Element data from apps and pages
*** Begin section ***
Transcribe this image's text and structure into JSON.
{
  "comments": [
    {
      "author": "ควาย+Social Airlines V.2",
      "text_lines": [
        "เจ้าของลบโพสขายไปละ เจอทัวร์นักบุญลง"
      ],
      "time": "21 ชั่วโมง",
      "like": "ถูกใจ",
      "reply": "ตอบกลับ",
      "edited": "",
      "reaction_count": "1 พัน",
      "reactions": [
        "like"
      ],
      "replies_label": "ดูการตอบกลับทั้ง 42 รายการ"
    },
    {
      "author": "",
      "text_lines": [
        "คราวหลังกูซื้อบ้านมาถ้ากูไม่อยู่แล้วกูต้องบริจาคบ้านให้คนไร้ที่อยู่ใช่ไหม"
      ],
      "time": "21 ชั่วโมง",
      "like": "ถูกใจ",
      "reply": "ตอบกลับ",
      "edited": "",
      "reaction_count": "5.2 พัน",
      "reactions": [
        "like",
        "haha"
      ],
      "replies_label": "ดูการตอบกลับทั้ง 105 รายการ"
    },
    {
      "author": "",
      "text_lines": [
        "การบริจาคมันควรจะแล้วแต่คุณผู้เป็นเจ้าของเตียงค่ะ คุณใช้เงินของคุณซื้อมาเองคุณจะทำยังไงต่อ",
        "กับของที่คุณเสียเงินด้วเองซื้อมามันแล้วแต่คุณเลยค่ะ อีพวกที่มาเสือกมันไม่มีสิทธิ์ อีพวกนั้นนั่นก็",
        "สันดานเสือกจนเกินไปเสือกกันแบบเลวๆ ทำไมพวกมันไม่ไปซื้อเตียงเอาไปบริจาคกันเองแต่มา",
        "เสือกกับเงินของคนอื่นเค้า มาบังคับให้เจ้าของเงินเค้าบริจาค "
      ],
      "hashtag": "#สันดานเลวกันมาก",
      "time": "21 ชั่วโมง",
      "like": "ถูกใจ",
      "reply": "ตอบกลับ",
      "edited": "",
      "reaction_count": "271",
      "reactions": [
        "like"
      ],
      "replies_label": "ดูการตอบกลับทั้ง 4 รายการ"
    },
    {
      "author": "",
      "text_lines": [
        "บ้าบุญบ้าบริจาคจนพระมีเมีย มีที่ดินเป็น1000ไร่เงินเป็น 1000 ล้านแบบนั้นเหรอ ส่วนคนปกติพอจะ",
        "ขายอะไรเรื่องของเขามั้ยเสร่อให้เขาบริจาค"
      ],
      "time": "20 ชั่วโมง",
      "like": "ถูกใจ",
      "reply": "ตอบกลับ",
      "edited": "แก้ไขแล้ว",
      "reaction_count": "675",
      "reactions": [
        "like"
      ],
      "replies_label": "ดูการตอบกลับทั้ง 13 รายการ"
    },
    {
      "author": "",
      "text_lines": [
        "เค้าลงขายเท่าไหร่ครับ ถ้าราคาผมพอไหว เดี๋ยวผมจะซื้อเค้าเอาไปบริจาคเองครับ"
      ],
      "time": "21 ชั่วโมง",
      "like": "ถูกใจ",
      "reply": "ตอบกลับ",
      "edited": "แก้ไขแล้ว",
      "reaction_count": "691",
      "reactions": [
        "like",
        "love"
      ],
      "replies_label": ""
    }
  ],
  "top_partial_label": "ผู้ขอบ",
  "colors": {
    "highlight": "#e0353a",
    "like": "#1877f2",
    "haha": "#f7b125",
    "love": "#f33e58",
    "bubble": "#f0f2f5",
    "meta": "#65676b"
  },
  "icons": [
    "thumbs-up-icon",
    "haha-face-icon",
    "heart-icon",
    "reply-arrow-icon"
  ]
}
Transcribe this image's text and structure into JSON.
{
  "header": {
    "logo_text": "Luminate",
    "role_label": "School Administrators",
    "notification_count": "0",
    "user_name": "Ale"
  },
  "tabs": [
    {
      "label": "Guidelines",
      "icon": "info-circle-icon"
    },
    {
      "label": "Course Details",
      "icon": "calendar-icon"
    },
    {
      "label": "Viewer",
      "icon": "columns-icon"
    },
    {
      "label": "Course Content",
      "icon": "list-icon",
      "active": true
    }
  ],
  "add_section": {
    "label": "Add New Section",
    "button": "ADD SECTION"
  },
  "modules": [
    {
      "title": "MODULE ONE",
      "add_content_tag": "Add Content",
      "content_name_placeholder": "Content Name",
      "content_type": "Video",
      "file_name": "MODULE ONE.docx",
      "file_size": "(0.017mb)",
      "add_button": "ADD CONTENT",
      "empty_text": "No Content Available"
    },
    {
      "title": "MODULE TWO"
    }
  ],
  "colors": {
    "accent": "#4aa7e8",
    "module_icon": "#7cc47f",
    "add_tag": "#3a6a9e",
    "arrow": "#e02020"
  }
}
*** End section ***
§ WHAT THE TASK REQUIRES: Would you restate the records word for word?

§ ANSWER SECTION:
Transcribe this image's text and structure into JSON.
{
  "comments": [
    {
      "author": "ควาย+Social Airlines V.2",
      "text_lines": [
        "เจ้าของลบโพสขายไปละ เจอทัวร์นักบุญลง"
      ],
      "time": "21 ชั่วโมง",
      "like": "ถูกใจ",
      "reply": "ตอบกลับ",
      "edited": "",
      "reaction_count": "1 พัน",
      "reactions": [
        "like"
      ],
      "replies_label": "ดูการตอบกลับทั้ง 42 รายการ"
    },
    {
      "author": "",
      "text_lines": [
        "คราวหลังกูซื้อบ้านมาถ้ากูไม่อยู่แล้วกูต้องบริจาคบ้านให้คนไร้ที่อยู่ใช่ไหม"
      ],
      "time": "21 ชั่วโมง",
      "like": "ถูกใจ",
      "reply": "ตอบกลับ",
      "edited": "",
      "reaction_count": "5.2 พัน",
      "reactions": [
        "like",
        "haha"
      ],
      "replies_label": "ดูการตอบกลับทั้ง 105 รายการ"
    },
    {
      "author": "",
      "text_lines": [
        "การบริจาคมันควรจะแล้วแต่คุณผู้เป็นเจ้าของเตียงค่ะ คุณใช้เงินของคุณซื้อมาเองคุณจะทำยังไงต่อ",
        "กับของที่คุณเสียเงินด้วเองซื้อมามันแล้วแต่คุณเลยค่ะ อีพวกที่มาเสือกมันไม่มีสิทธิ์ อีพวกนั้นนั่นก็",
        "สันดานเสือกจนเกินไปเสือกกันแบบเลวๆ ทำไมพวกมันไม่ไปซื้อเตียงเอาไปบริจาคกันเองแต่มา",
        "เสือกกับเงินของคนอื่นเค้า มาบังคับให้เจ้าของเงินเค้าบริจาค "
      ],
      "hashtag": "#สันดานเลวกันมาก",
      "time": "21 ชั่วโมง",
      "like": "ถูกใจ",
      "reply": "ตอบกลับ",
      "edited": "",
      "reaction_count": "271",
      "reactions": [
        "like"
      ],
      "replies_label": "ดูการตอบกลับทั้ง 4 รายการ"
    },
    {
      "author": "",
      "text_lines": [
        "บ้าบุญบ้าบริจาคจนพระมีเมีย มีที่ดินเป็น1000ไร่เงินเป็น 1000 ล้านแบบนั้นเหรอ ส่วนคนปกติพอจะ",
        "ขายอะไรเรื่องของเขามั้ยเสร่อให้เขาบริจาค"
      ],
      "time": "20 ชั่วโมง",
      "like": "ถูกใจ",
      "reply": "ตอบกลับ",
      "edited": "แก้ไขแล้ว",
      "reaction_count": "675",
      "reactions": [
        "like"
      ],
      "replies_label": "ดูการตอบกลับทั้ง 13 รายการ"
    },
    {
      "author": "",
      "text_lines": [
        "เค้าลงขายเท่าไหร่ครับ ถ้าราคาผมพอไหว เดี๋ยวผมจะซื้อเค้าเอาไปบริจาคเองครับ"
      ],
      "time": "21 ชั่วโมง",
      "like": "ถูกใจ",
      "reply": "ตอบกลับ",
      "edited": "แก้ไขแล้ว",
      "reaction_count": "691",
      "reactions": [
        "like",
        "love"
      ],
      "replies_label": ""
    }
  ],
  "top_partial_label": "ผู้ขอบ",
  "colors": {
    "highlight": "#e0353a",
    "like": "#1877f2",
    "haha": "#f7b125",
    "love": "#f33e58",
    "bubble": "#f0f2f5",
    "meta": "#65676b"
  },
  "icons": [
    "thumbs-up-icon",
    "haha-face-icon",
    "heart-icon",
    "reply-arrow-icon"
  ]
}
Transcribe this image's text and structure into JSON.
{
  "header": {
    "logo_text": "Luminate",
    "role_label": "School Administrators",
    "notification_count": "0",
    "user_name": "Ale"
  },
  "tabs": [
    {
      "label": "Guidelines",
      "icon": "info-circle-icon"
    },
    {
      "label": "Course Details",
      "icon": "calendar-icon"
    },
    {
      "label": "Viewer",
      "icon": "columns-icon"
    },
    {
      "label": "Course Content",
      "icon": "list-icon",
      "active": true
    }
  ],
  "add_section": {
    "label": "Add New Section",
    "button": "ADD SECTION"
  },
  "modules": [
    {
      "title": "MODULE ONE",
      "add_content_tag": "Add Content",
      "content_name_placeholder": "Content Name",
      "content_type": "Video",
      "file_name": "MODULE ONE.docx",
      "file_size": "(0.017mb)",
      "add_button": "ADD CONTENT",
      "empty_text": "No Content Available"
    },
    {
      "title": "MODULE TWO"
    }
  ],
  "colors": {
    "accent": "#4aa7e8",
    "module_icon": "#7cc47f",
    "add_tag": "#3a6a9e",
    "arrow": "#e02020"
  }
}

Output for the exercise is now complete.